- _TASK_
Without including any picture, copy the entries that follow word for word.

+ + + + +

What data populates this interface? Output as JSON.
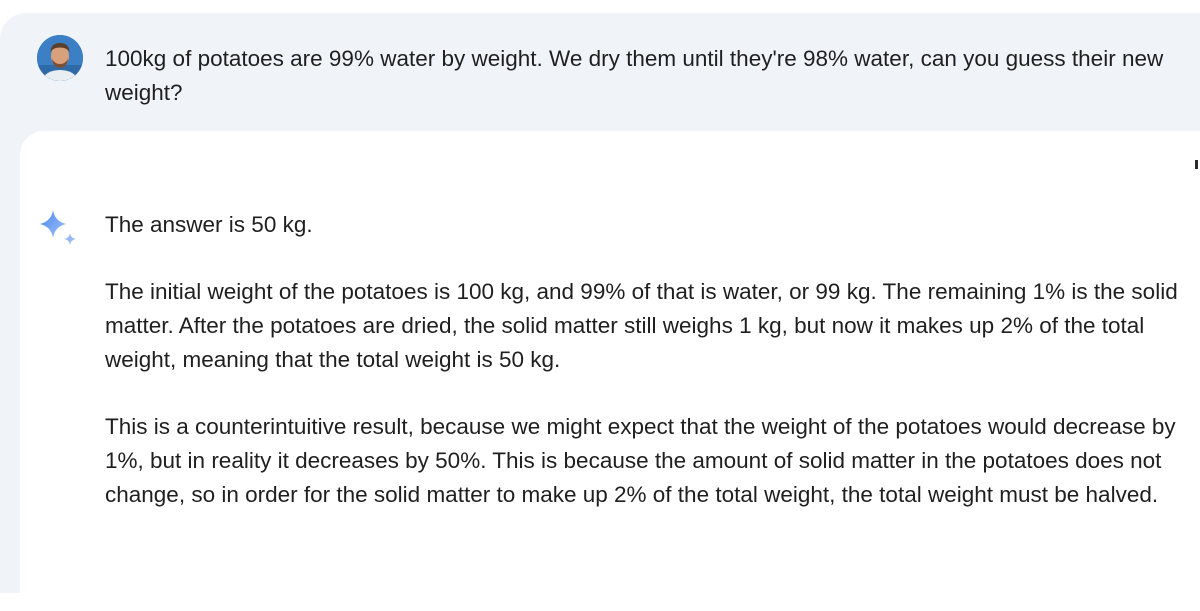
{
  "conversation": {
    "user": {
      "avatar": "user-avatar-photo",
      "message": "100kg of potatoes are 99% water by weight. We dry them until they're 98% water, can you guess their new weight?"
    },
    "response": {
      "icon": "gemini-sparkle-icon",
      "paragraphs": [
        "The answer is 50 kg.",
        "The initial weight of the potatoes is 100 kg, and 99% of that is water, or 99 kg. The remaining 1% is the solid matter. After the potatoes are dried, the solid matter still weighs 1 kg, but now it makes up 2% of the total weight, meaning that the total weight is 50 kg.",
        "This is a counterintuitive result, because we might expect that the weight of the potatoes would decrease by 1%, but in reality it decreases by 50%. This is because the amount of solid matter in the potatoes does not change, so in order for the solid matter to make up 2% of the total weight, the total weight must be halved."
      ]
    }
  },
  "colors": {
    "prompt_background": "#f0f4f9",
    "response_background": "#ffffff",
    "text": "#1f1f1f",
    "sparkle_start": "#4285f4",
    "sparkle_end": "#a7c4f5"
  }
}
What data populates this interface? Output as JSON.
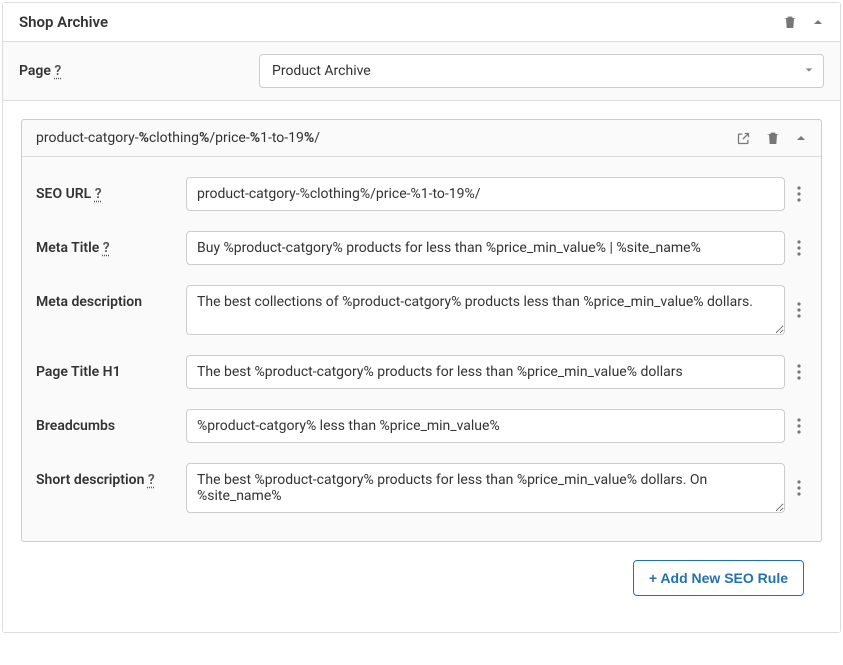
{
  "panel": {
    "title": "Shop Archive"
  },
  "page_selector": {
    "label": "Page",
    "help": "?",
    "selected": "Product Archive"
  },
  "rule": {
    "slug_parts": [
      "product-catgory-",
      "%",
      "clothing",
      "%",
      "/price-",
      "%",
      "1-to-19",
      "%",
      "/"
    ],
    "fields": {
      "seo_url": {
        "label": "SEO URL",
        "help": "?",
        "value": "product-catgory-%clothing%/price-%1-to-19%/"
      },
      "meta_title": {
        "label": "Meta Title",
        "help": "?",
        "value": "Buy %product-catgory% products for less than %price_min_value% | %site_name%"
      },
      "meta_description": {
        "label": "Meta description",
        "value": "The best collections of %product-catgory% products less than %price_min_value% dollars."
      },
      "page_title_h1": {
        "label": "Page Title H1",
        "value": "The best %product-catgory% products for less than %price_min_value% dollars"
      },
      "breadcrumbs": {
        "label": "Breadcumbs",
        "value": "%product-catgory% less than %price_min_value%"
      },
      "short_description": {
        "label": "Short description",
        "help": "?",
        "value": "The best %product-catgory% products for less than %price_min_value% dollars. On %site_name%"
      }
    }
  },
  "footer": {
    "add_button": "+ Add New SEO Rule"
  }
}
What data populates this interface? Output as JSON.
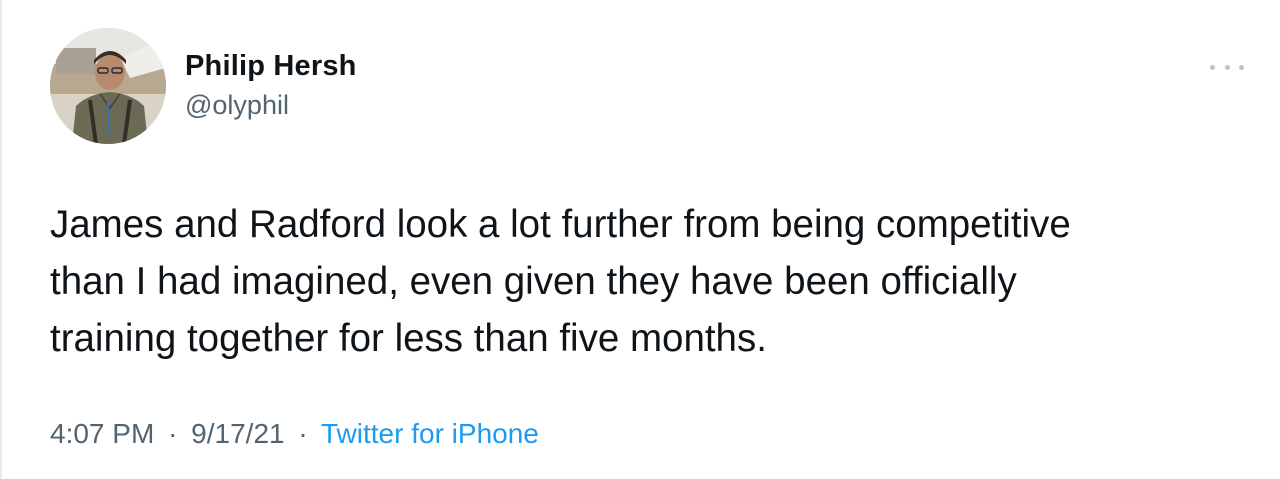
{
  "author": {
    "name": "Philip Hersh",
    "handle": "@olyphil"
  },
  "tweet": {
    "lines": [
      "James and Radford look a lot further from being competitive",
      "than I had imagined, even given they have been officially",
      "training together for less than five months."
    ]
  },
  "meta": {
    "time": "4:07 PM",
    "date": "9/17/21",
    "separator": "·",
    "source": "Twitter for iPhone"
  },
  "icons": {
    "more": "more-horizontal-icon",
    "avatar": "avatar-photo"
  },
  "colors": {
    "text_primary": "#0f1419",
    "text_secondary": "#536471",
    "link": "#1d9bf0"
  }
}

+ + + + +

- _REPLY_
What data populates this interface? Output as JSON.
{
  "conversation": {
    "user": {
      "avatar": "user-avatar-photo",
      "message": "100kg of potatoes are 99% water by weight. We dry them until they're 98% water, can you guess their new weight?"
    },
    "response": {
      "icon": "gemini-sparkle-icon",
      "paragraphs": [
        "The answer is 50 kg.",
        "The initial weight of the potatoes is 100 kg, and 99% of that is water, or 99 kg. The remaining 1% is the solid matter. After the potatoes are dried, the solid matter still weighs 1 kg, but now it makes up 2% of the total weight, meaning that the total weight is 50 kg.",
        "This is a counterintuitive result, because we might expect that the weight of the potatoes would decrease by 1%, but in reality it decreases by 50%. This is because the amount of solid matter in the potatoes does not change, so in order for the solid matter to make up 2% of the total weight, the total weight must be halved."
      ]
    }
  },
  "colors": {
    "prompt_background": "#f0f4f9",
    "response_background": "#ffffff",
    "text": "#1f1f1f",
    "sparkle_start": "#4285f4",
    "sparkle_end": "#a7c4f5"
  }
}
What data populates this interface? Output as JSON.
{
  "panel": {
    "title": "Shop Archive"
  },
  "page_selector": {
    "label": "Page",
    "help": "?",
    "selected": "Product Archive"
  },
  "rule": {
    "slug_parts": [
      "product-catgory-",
      "%",
      "clothing",
      "%",
      "/price-",
      "%",
      "1-to-19",
      "%",
      "/"
    ],
    "fields": {
      "seo_url": {
        "label": "SEO URL",
        "help": "?",
        "value": "product-catgory-%clothing%/price-%1-to-19%/"
      },
      "meta_title": {
        "label": "Meta Title",
        "help": "?",
        "value": "Buy %product-catgory% products for less than %price_min_value% | %site_name%"
      },
      "meta_description": {
        "label": "Meta description",
        "value": "The best collections of %product-catgory% products less than %price_min_value% dollars."
      },
      "page_title_h1": {
        "label": "Page Title H1",
        "value": "The best %product-catgory% products for less than %price_min_value% dollars"
      },
      "breadcrumbs": {
        "label": "Breadcumbs",
        "value": "%product-catgory% less than %price_min_value%"
      },
      "short_description": {
        "label": "Short description",
        "help": "?",
        "value": "The best %product-catgory% products for less than %price_min_value% dollars. On %site_name%"
      }
    }
  },
  "footer": {
    "add_button": "+ Add New SEO Rule"
  }
}
What data populates this interface? Output as JSON.
{
  "author": {
    "name": "Philip Hersh",
    "handle": "@olyphil"
  },
  "tweet": {
    "lines": [
      "James and Radford look a lot further from being competitive",
      "than I had imagined, even given they have been officially",
      "training together for less than five months."
    ]
  },
  "meta": {
    "time": "4:07 PM",
    "date": "9/17/21",
    "separator": "·",
    "source": "Twitter for iPhone"
  },
  "icons": {
    "more": "more-horizontal-icon",
    "avatar": "avatar-photo"
  },
  "colors": {
    "text_primary": "#0f1419",
    "text_secondary": "#536471",
    "link": "#1d9bf0"
  }
}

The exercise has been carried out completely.